■ **Exercise aim**
An exact restatement of the data is required, with the images omitted.

■ **Task inputs**
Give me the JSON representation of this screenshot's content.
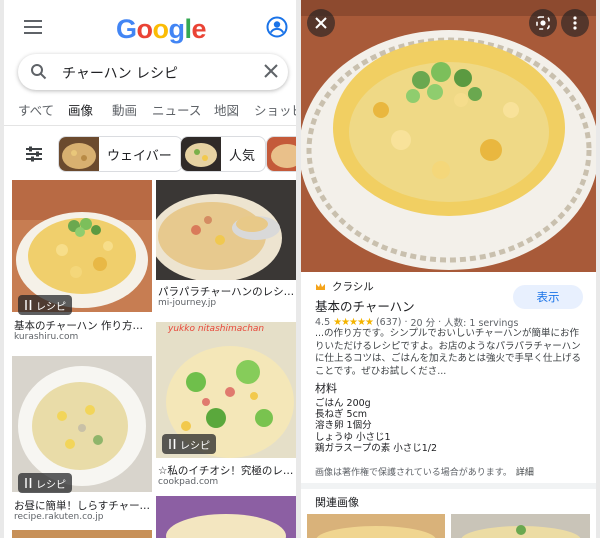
{
  "search": {
    "logo_letters": [
      "G",
      "o",
      "o",
      "g",
      "l",
      "e"
    ],
    "query": "チャーハン レシピ",
    "tabs": [
      "すべて",
      "画像",
      "動画",
      "ニュース",
      "地図",
      "ショッピ"
    ],
    "active_tab": "画像",
    "chips": [
      {
        "label": "ウェイバー"
      },
      {
        "label": "人気"
      }
    ]
  },
  "results": [
    {
      "title": "基本のチャーハン 作り方・レ...",
      "source": "kurashiru.com",
      "badge": "レシピ"
    },
    {
      "title": "パラパラチャーハンのレシピ...",
      "source": "mi-journey.jp",
      "badge": ""
    },
    {
      "title": "お昼に簡単！しらすチャーハン...",
      "source": "recipe.rakuten.co.jp",
      "badge": "レシピ"
    },
    {
      "title": "☆私のイチオシ！究極のレタ...",
      "source": "cookpad.com",
      "badge": "レシピ",
      "overlay": "yukko nitashimachan"
    }
  ],
  "detail": {
    "site": "クラシル",
    "title": "基本のチャーハン",
    "view_button": "表示",
    "rating_value": "4.5",
    "stars": "★★★★★",
    "review_count": "(637)",
    "time": "20 分",
    "servings": "人数: 1 servings",
    "description": "...の作り方です。シンプルでおいしいチャーハンが簡単にお作りいただけるレシピですよ。お店のようなパラパラチャーハンに仕上るコツは、ごはんを加えたあとは強火で手早く仕上げることです。ぜひお試しくださ...",
    "ingredients_heading": "材料",
    "ingredients": [
      "ごはん 200g",
      "長ねぎ 5cm",
      "溶き卵 1個分",
      "しょうゆ 小さじ1",
      "鶏ガラスープの素 小さじ1/2"
    ],
    "copyright_note": "画像は著作権で保護されている場合があります。",
    "more_link": "詳細",
    "related_heading": "関連画像"
  },
  "colors": {
    "google_blue": "#4285F4",
    "google_red": "#EA4335",
    "google_yellow": "#FBBC05",
    "google_green": "#34A853",
    "accent_blue": "#1a73e8",
    "star": "#f4b400"
  },
  "icons": [
    "menu-icon",
    "account-icon",
    "search-icon",
    "clear-icon",
    "filter-icon",
    "close-icon",
    "lens-icon",
    "more-icon",
    "fork-knife-icon",
    "crown-icon"
  ]
}
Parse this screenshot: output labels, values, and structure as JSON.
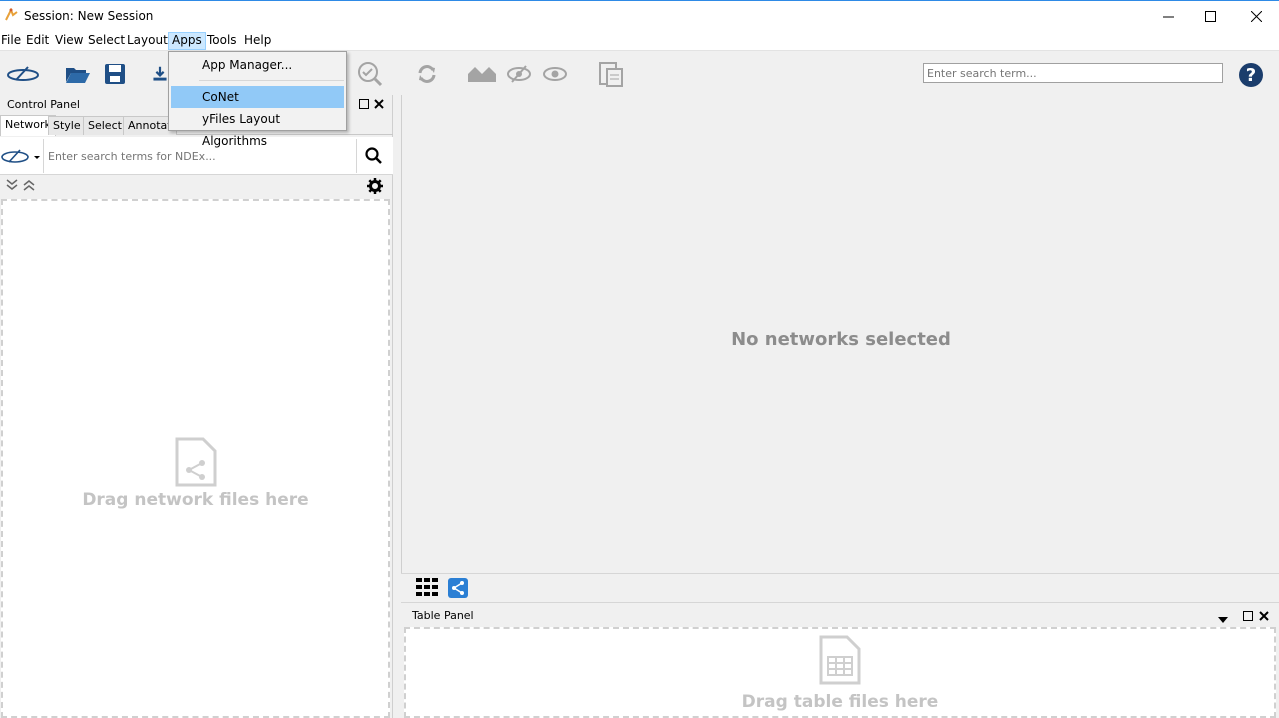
{
  "window": {
    "title": "Session: New Session",
    "controls": [
      "minimize-icon",
      "maximize-icon",
      "close-icon"
    ]
  },
  "menubar": {
    "items": [
      {
        "label": "File"
      },
      {
        "label": "Edit"
      },
      {
        "label": "View"
      },
      {
        "label": "Select"
      },
      {
        "label": "Layout"
      },
      {
        "label": "Apps",
        "active": true
      },
      {
        "label": "Tools"
      },
      {
        "label": "Help"
      }
    ]
  },
  "apps_menu": {
    "items": [
      {
        "label": "App Manager..."
      },
      {
        "label": "CoNet",
        "highlighted": true
      },
      {
        "label": "yFiles Layout Algorithms"
      }
    ]
  },
  "toolbar": {
    "icons": [
      "ndex-icon",
      "open-folder-icon",
      "save-icon",
      "import-icon",
      "zoom-selected-icon",
      "refresh-icon",
      "home-icon",
      "hide-icon",
      "show-icon",
      "document-icon"
    ],
    "search_placeholder": "Enter search term...",
    "help_label": "?"
  },
  "control_panel": {
    "title": "Control Panel",
    "tabs": [
      {
        "label": "Network",
        "active": true
      },
      {
        "label": "Style"
      },
      {
        "label": "Select"
      },
      {
        "label": "Annotat"
      }
    ],
    "ndex_search_placeholder": "Enter search terms for NDEx...",
    "drop_text": "Drag network files here"
  },
  "network_view": {
    "empty_text": "No networks selected"
  },
  "table_panel": {
    "title": "Table Panel",
    "drop_text": "Drag table files here"
  },
  "colors": {
    "accent": "#2e8ae6",
    "menu_highlight": "#91c9f7",
    "help_icon": "#1b3d6c",
    "toolbar_icon": "#1f4f86"
  }
}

■ **Exercise result**
Give me the JSON representation of this screenshot's content.
{
  "search": {
    "logo_letters": [
      "G",
      "o",
      "o",
      "g",
      "l",
      "e"
    ],
    "query": "チャーハン レシピ",
    "tabs": [
      "すべて",
      "画像",
      "動画",
      "ニュース",
      "地図",
      "ショッピ"
    ],
    "active_tab": "画像",
    "chips": [
      {
        "label": "ウェイバー"
      },
      {
        "label": "人気"
      }
    ]
  },
  "results": [
    {
      "title": "基本のチャーハン 作り方・レ...",
      "source": "kurashiru.com",
      "badge": "レシピ"
    },
    {
      "title": "パラパラチャーハンのレシピ...",
      "source": "mi-journey.jp",
      "badge": ""
    },
    {
      "title": "お昼に簡単！しらすチャーハン...",
      "source": "recipe.rakuten.co.jp",
      "badge": "レシピ"
    },
    {
      "title": "☆私のイチオシ！究極のレタ...",
      "source": "cookpad.com",
      "badge": "レシピ",
      "overlay": "yukko nitashimachan"
    }
  ],
  "detail": {
    "site": "クラシル",
    "title": "基本のチャーハン",
    "view_button": "表示",
    "rating_value": "4.5",
    "stars": "★★★★★",
    "review_count": "(637)",
    "time": "20 分",
    "servings": "人数: 1 servings",
    "description": "...の作り方です。シンプルでおいしいチャーハンが簡単にお作りいただけるレシピですよ。お店のようなパラパラチャーハンに仕上るコツは、ごはんを加えたあとは強火で手早く仕上げることです。ぜひお試しくださ...",
    "ingredients_heading": "材料",
    "ingredients": [
      "ごはん 200g",
      "長ねぎ 5cm",
      "溶き卵 1個分",
      "しょうゆ 小さじ1",
      "鶏ガラスープの素 小さじ1/2"
    ],
    "copyright_note": "画像は著作権で保護されている場合があります。",
    "more_link": "詳細",
    "related_heading": "関連画像"
  },
  "colors": {
    "google_blue": "#4285F4",
    "google_red": "#EA4335",
    "google_yellow": "#FBBC05",
    "google_green": "#34A853",
    "accent_blue": "#1a73e8",
    "star": "#f4b400"
  },
  "icons": [
    "menu-icon",
    "account-icon",
    "search-icon",
    "clear-icon",
    "filter-icon",
    "close-icon",
    "lens-icon",
    "more-icon",
    "fork-knife-icon",
    "crown-icon"
  ]
}
Parse this screenshot: output labels, values, and structure as JSON.
{
  "window": {
    "title": "Session: New Session",
    "controls": [
      "minimize-icon",
      "maximize-icon",
      "close-icon"
    ]
  },
  "menubar": {
    "items": [
      {
        "label": "File"
      },
      {
        "label": "Edit"
      },
      {
        "label": "View"
      },
      {
        "label": "Select"
      },
      {
        "label": "Layout"
      },
      {
        "label": "Apps",
        "active": true
      },
      {
        "label": "Tools"
      },
      {
        "label": "Help"
      }
    ]
  },
  "apps_menu": {
    "items": [
      {
        "label": "App Manager..."
      },
      {
        "label": "CoNet",
        "highlighted": true
      },
      {
        "label": "yFiles Layout Algorithms"
      }
    ]
  },
  "toolbar": {
    "icons": [
      "ndex-icon",
      "open-folder-icon",
      "save-icon",
      "import-icon",
      "zoom-selected-icon",
      "refresh-icon",
      "home-icon",
      "hide-icon",
      "show-icon",
      "document-icon"
    ],
    "search_placeholder": "Enter search term...",
    "help_label": "?"
  },
  "control_panel": {
    "title": "Control Panel",
    "tabs": [
      {
        "label": "Network",
        "active": true
      },
      {
        "label": "Style"
      },
      {
        "label": "Select"
      },
      {
        "label": "Annotat"
      }
    ],
    "ndex_search_placeholder": "Enter search terms for NDEx...",
    "drop_text": "Drag network files here"
  },
  "network_view": {
    "empty_text": "No networks selected"
  },
  "table_panel": {
    "title": "Table Panel",
    "drop_text": "Drag table files here"
  },
  "colors": {
    "accent": "#2e8ae6",
    "menu_highlight": "#91c9f7",
    "help_icon": "#1b3d6c",
    "toolbar_icon": "#1f4f86"
  }
}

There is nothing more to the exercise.